--- Data for this exercise ---
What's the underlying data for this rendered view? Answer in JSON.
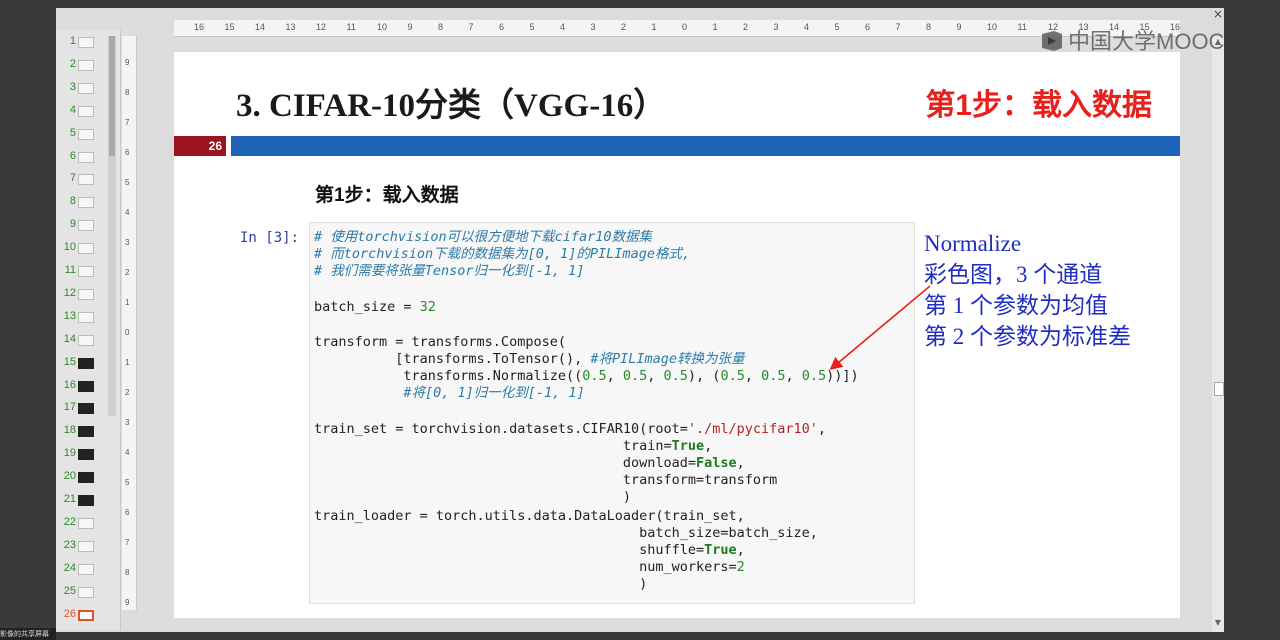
{
  "window": {
    "close_glyph": "×",
    "share_label": "影像的共享屏幕"
  },
  "watermark": {
    "text": "中国大学MOOC"
  },
  "thumbnails": {
    "current": 26,
    "items": [
      {
        "n": "1",
        "style": "light"
      },
      {
        "n": "2",
        "style": "light"
      },
      {
        "n": "3",
        "style": "light"
      },
      {
        "n": "4",
        "style": "light"
      },
      {
        "n": "5",
        "style": "light"
      },
      {
        "n": "6",
        "style": "light"
      },
      {
        "n": "7",
        "style": "light"
      },
      {
        "n": "8",
        "style": "light"
      },
      {
        "n": "9",
        "style": "light"
      },
      {
        "n": "10",
        "style": "light"
      },
      {
        "n": "11",
        "style": "light"
      },
      {
        "n": "12",
        "style": "light"
      },
      {
        "n": "13",
        "style": "light"
      },
      {
        "n": "14",
        "style": "light"
      },
      {
        "n": "15",
        "style": "dark"
      },
      {
        "n": "16",
        "style": "dark"
      },
      {
        "n": "17",
        "style": "dark"
      },
      {
        "n": "18",
        "style": "dark"
      },
      {
        "n": "19",
        "style": "dark"
      },
      {
        "n": "20",
        "style": "dark"
      },
      {
        "n": "21",
        "style": "dark"
      },
      {
        "n": "22",
        "style": "light"
      },
      {
        "n": "23",
        "style": "light"
      },
      {
        "n": "24",
        "style": "light"
      },
      {
        "n": "25",
        "style": "light"
      },
      {
        "n": "26",
        "style": "active"
      }
    ]
  },
  "ruler": {
    "horizontal": [
      "16",
      "15",
      "14",
      "13",
      "12",
      "11",
      "10",
      "9",
      "8",
      "7",
      "6",
      "5",
      "4",
      "3",
      "2",
      "1",
      "0",
      "1",
      "2",
      "3",
      "4",
      "5",
      "6",
      "7",
      "8",
      "9",
      "10",
      "11",
      "12",
      "13",
      "14",
      "15",
      "16"
    ],
    "vertical": [
      "9",
      "8",
      "7",
      "6",
      "5",
      "4",
      "3",
      "2",
      "1",
      "0",
      "1",
      "2",
      "3",
      "4",
      "5",
      "6",
      "7",
      "8",
      "9"
    ]
  },
  "slide": {
    "title": "3.  CIFAR-10分类（VGG-16）",
    "step_title": "第1步：载入数据",
    "page_number": "26",
    "sub_heading": "第1步：载入数据",
    "in_prompt": "In [3]:",
    "annotation": [
      "Normalize",
      "彩色图，3 个通道",
      "第 1 个参数为均值",
      "第 2 个参数为标准差"
    ],
    "accent_red": "#e8201d",
    "accent_blue": "#1f63b8",
    "badge_color": "#9c1421"
  },
  "code": {
    "comment1": "# 使用torchvision可以很方便地下载cifar10数据集",
    "comment2": "# 而torchvision下载的数据集为[0, 1]的PILImage格式,",
    "comment3": "# 我们需要将张量Tensor归一化到[-1, 1]",
    "batch_a": "batch_size = ",
    "batch_num": "32",
    "tf_line": "transform = transforms.Compose(",
    "totensor_code": "          [transforms.ToTensor(), ",
    "totensor_comment": "#将PILImage转换为张量",
    "norm_a": "           transforms.Normalize((",
    "n1": "0.5",
    "sep": ", ",
    "n2": "0.5",
    "n3": "0.5",
    "norm_mid": "), (",
    "n4": "0.5",
    "n5": "0.5",
    "n6": "0.5",
    "norm_end": "))])",
    "norm_comment": "           #将[0, 1]归一化到[-1, 1]",
    "ts_a": "train_set = torchvision.datasets.CIFAR10(root=",
    "ts_str": "'./ml/pycifar10'",
    "ts_comma": ",",
    "train_a": "                                      train=",
    "train_val": "True",
    "train_c": ",",
    "dl_a": "                                      download=",
    "dl_val": "False",
    "dl_c": ",",
    "tf_arg": "                                      transform=transform",
    "paren1": "                                      )",
    "tl_a": "train_loader = torch.utils.data.DataLoader(train_set,",
    "bs_arg": "                                        batch_size=batch_size,",
    "sh_a": "                                        shuffle=",
    "sh_val": "True",
    "sh_c": ",",
    "nw_a": "                                        num_workers=",
    "nw_val": "2",
    "paren2": "                                        )"
  }
}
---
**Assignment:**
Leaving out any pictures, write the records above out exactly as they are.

**Task solution:**
What's the underlying data for this rendered view? Answer in JSON.
{
  "window": {
    "close_glyph": "×",
    "share_label": "影像的共享屏幕"
  },
  "watermark": {
    "text": "中国大学MOOC"
  },
  "thumbnails": {
    "current": 26,
    "items": [
      {
        "n": "1",
        "style": "light"
      },
      {
        "n": "2",
        "style": "light"
      },
      {
        "n": "3",
        "style": "light"
      },
      {
        "n": "4",
        "style": "light"
      },
      {
        "n": "5",
        "style": "light"
      },
      {
        "n": "6",
        "style": "light"
      },
      {
        "n": "7",
        "style": "light"
      },
      {
        "n": "8",
        "style": "light"
      },
      {
        "n": "9",
        "style": "light"
      },
      {
        "n": "10",
        "style": "light"
      },
      {
        "n": "11",
        "style": "light"
      },
      {
        "n": "12",
        "style": "light"
      },
      {
        "n": "13",
        "style": "light"
      },
      {
        "n": "14",
        "style": "light"
      },
      {
        "n": "15",
        "style": "dark"
      },
      {
        "n": "16",
        "style": "dark"
      },
      {
        "n": "17",
        "style": "dark"
      },
      {
        "n": "18",
        "style": "dark"
      },
      {
        "n": "19",
        "style": "dark"
      },
      {
        "n": "20",
        "style": "dark"
      },
      {
        "n": "21",
        "style": "dark"
      },
      {
        "n": "22",
        "style": "light"
      },
      {
        "n": "23",
        "style": "light"
      },
      {
        "n": "24",
        "style": "light"
      },
      {
        "n": "25",
        "style": "light"
      },
      {
        "n": "26",
        "style": "active"
      }
    ]
  },
  "ruler": {
    "horizontal": [
      "16",
      "15",
      "14",
      "13",
      "12",
      "11",
      "10",
      "9",
      "8",
      "7",
      "6",
      "5",
      "4",
      "3",
      "2",
      "1",
      "0",
      "1",
      "2",
      "3",
      "4",
      "5",
      "6",
      "7",
      "8",
      "9",
      "10",
      "11",
      "12",
      "13",
      "14",
      "15",
      "16"
    ],
    "vertical": [
      "9",
      "8",
      "7",
      "6",
      "5",
      "4",
      "3",
      "2",
      "1",
      "0",
      "1",
      "2",
      "3",
      "4",
      "5",
      "6",
      "7",
      "8",
      "9"
    ]
  },
  "slide": {
    "title": "3.  CIFAR-10分类（VGG-16）",
    "step_title": "第1步：载入数据",
    "page_number": "26",
    "sub_heading": "第1步：载入数据",
    "in_prompt": "In [3]:",
    "annotation": [
      "Normalize",
      "彩色图，3 个通道",
      "第 1 个参数为均值",
      "第 2 个参数为标准差"
    ],
    "accent_red": "#e8201d",
    "accent_blue": "#1f63b8",
    "badge_color": "#9c1421"
  },
  "code": {
    "comment1": "# 使用torchvision可以很方便地下载cifar10数据集",
    "comment2": "# 而torchvision下载的数据集为[0, 1]的PILImage格式,",
    "comment3": "# 我们需要将张量Tensor归一化到[-1, 1]",
    "batch_a": "batch_size = ",
    "batch_num": "32",
    "tf_line": "transform = transforms.Compose(",
    "totensor_code": "          [transforms.ToTensor(), ",
    "totensor_comment": "#将PILImage转换为张量",
    "norm_a": "           transforms.Normalize((",
    "n1": "0.5",
    "sep": ", ",
    "n2": "0.5",
    "n3": "0.5",
    "norm_mid": "), (",
    "n4": "0.5",
    "n5": "0.5",
    "n6": "0.5",
    "norm_end": "))])",
    "norm_comment": "           #将[0, 1]归一化到[-1, 1]",
    "ts_a": "train_set = torchvision.datasets.CIFAR10(root=",
    "ts_str": "'./ml/pycifar10'",
    "ts_comma": ",",
    "train_a": "                                      train=",
    "train_val": "True",
    "train_c": ",",
    "dl_a": "                                      download=",
    "dl_val": "False",
    "dl_c": ",",
    "tf_arg": "                                      transform=transform",
    "paren1": "                                      )",
    "tl_a": "train_loader = torch.utils.data.DataLoader(train_set,",
    "bs_arg": "                                        batch_size=batch_size,",
    "sh_a": "                                        shuffle=",
    "sh_val": "True",
    "sh_c": ",",
    "nw_a": "                                        num_workers=",
    "nw_val": "2",
    "paren2": "                                        )"
  }
}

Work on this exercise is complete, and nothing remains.